Wednesday, March 16, 2016 8:38 am
A fond farewell to Arnie Ball
Aubree Reichel / The Journal Gazette
Arnie Ball has been the face of IPFW and the men’s volleyball program for the past 35 years.
He once served as the men’s and women’s volleyball coach and athletic director in his time at the university but ultimately decided to focus all his attention on the men’s program.
With him, IPFW appeared in seven Final Four games and appeared in one championship game.
The Mastodons’ 3-2 loss against Lindenwood in the MIVA quarterfinals was Ball’s last game at the head of the program.
The hole in the athletic department will be difficult to fill but his impact will never be forgotten.
Kelley Hartley Hutton, IPFW Athletic Director:
"He meant everything to the school and the program.
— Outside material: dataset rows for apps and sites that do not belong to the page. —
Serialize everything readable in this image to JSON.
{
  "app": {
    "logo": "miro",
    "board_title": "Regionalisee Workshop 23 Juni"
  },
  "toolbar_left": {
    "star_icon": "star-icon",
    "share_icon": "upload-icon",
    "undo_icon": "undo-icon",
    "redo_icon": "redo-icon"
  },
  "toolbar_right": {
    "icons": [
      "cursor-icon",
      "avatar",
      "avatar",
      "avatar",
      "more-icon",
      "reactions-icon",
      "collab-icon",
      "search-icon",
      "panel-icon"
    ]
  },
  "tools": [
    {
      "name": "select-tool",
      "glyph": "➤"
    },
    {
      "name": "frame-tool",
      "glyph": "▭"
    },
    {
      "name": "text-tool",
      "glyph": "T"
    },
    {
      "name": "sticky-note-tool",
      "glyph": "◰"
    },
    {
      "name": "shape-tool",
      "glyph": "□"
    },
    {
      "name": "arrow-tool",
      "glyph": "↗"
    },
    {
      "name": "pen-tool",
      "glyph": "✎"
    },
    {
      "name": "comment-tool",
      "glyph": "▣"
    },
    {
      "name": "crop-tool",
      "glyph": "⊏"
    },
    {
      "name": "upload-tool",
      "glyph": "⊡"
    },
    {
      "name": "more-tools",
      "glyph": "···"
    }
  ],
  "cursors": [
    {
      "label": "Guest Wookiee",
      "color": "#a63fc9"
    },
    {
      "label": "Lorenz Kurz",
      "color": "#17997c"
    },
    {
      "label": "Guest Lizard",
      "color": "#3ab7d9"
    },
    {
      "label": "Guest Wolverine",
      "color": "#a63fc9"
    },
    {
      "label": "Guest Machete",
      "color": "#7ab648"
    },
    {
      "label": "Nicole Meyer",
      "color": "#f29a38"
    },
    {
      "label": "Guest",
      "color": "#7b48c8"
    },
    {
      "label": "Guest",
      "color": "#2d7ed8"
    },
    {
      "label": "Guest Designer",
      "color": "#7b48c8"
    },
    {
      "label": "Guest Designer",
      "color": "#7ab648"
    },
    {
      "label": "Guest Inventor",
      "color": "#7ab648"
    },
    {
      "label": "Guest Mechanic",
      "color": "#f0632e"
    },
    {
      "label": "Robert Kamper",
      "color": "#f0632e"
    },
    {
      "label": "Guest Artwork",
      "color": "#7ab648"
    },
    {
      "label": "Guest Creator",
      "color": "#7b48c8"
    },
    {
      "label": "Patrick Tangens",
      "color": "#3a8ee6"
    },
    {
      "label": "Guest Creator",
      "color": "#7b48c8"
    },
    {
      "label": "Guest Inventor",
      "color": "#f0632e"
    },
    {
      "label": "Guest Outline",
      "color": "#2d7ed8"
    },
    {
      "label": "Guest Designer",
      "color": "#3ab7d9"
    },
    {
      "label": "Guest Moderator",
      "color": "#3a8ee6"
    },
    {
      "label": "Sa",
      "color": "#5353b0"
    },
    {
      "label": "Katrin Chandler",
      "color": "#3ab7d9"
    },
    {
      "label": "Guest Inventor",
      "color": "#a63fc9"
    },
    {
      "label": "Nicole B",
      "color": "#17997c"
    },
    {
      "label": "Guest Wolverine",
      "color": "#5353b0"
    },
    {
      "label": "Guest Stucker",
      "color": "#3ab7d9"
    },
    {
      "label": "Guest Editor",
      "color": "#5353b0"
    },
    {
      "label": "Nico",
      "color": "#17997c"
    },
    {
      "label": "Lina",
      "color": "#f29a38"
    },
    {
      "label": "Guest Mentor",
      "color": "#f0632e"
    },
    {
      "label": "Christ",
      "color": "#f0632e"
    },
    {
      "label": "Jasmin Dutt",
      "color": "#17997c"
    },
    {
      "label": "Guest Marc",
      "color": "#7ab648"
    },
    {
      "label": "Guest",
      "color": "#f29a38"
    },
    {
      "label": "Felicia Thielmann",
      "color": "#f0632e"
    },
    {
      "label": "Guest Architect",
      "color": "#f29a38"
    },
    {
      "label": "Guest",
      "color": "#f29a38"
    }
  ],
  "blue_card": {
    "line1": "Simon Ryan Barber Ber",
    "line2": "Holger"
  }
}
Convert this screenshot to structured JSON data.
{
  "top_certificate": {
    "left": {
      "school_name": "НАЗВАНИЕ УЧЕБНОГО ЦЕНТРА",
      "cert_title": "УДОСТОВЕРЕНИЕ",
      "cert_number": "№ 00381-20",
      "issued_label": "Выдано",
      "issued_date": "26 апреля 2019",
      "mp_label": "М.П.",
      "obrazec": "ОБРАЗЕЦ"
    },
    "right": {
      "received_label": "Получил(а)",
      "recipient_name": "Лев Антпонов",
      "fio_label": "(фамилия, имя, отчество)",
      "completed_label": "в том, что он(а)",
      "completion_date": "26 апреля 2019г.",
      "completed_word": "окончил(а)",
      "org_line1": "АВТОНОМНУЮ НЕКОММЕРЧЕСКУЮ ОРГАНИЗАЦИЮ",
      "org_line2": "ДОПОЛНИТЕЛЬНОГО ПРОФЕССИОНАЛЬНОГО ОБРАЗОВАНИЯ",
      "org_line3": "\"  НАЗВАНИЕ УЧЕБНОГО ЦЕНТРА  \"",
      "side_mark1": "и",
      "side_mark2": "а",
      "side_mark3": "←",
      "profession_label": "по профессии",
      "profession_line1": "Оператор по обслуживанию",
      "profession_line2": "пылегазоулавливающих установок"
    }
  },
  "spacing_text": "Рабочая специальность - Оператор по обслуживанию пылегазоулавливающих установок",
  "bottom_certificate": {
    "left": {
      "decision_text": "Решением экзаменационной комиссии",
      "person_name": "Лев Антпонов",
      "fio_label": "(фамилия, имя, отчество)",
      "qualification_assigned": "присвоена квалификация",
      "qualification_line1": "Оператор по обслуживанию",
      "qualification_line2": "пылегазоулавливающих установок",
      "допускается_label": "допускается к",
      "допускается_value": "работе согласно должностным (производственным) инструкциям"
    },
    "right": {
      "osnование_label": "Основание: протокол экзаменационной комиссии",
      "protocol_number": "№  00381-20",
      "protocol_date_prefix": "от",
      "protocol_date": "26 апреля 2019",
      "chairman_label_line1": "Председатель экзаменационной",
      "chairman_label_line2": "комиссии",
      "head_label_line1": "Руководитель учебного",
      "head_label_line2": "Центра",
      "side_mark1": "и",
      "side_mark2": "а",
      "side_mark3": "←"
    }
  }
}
From the ground up. I started here as a coach in 1999 for volleyball, I called my friends and people found out where I was going, it wasn’t about IPFW, it was, ‘Oh! Arnie Ball!’ It’s overwhelming when you start to think about the number of people in this community that either through teaching, when he was a high school educator and coach, of course here, it seems like everyone in the community knows or is somehow connected to Ball."
Andy Sellan, 2014 All-American Honorable Mention:
"It’s disappointing to end his long and distinguished career with a loss at home, but an 18-win season is still an accomplishment to be proud of. I’m so fortunate to have been his player for the past four years and so proud of call him a friend and mentor.
"Although he won’t be head coach going forward, IPFW will still be his home and we are still his family.
"I came to IPFW to play for coach Ball and that was one of the best decisions I’ve ever made.
"On and off the court, he has affected so many and it will be saddening to see him go, but his legacy lives on and his name and IPFW men’s volleyball will continue to be synonymous."
JW Kieckhefer, Graduate Assistant
"Being here for now my sixth year, he’s been a big part of my life. He’s guided me from the kid I was coming in here to the man I am today. He taught me to work hard for everything you get and don’t take an opportunity for granted and take advantage of everything you’ve got.
"I think it showed in our resiliency today that we never quit. We worked our butts off to get back into that match and we had the opportunity to win it and that’s just something he always teaches and always preaches. Give yourself an opportunity and try to take advantage and Lindenwood took advantage of it tonight.
"He’s been an amazing part of my life and he’s been an amazing part of my life and something that he’s been able mentor me for a long, long time and I’ll always appreciate that and he’ll always be close to me, no matter what happens."
Lloy Ball, Arnie’s son:
"I don’t know if you can put it into words. People talk about filling the shoes of the predecessor but these are pretty big shoes and I’m not sure if anyone will ever fill them. He started the program, he led the program to seven Final Fours, coached the men’s and women’s team, he’s an icon not only to the university but to the city and the game and, of course, the Ball family. There’s not a bigger hero in my life than Arnie Ball so I’m very proud of him and I look forward to giving him a big hug as soon as we’re done here.
"I think the thousands of student-athletes’ lives he touched. There’s not a day that goes by that says, ‘Hey, Coach Ball! Hey, professor Ball! Hey, Mister Ball! Do you remember me from this or that?’ Just the thousands of young people he helped mentor and put on the right path. That’s his greatest accomplishment, not his wins and losses."
Alex Harthaller, IPFW freshman outside hitter:
"It is an honor to have such a legend as a coach. He’s accomplished so much and he’s a hall of famer and has so many awards and to have him as a mentor this season gave us a lot. You can learn so much from him. He understands this game so well."
Nick Smalter, junior outside hitter:
"He’s really taught me a lot. I’ve learned a lot from him. He’s a great coach and I’ll miss him."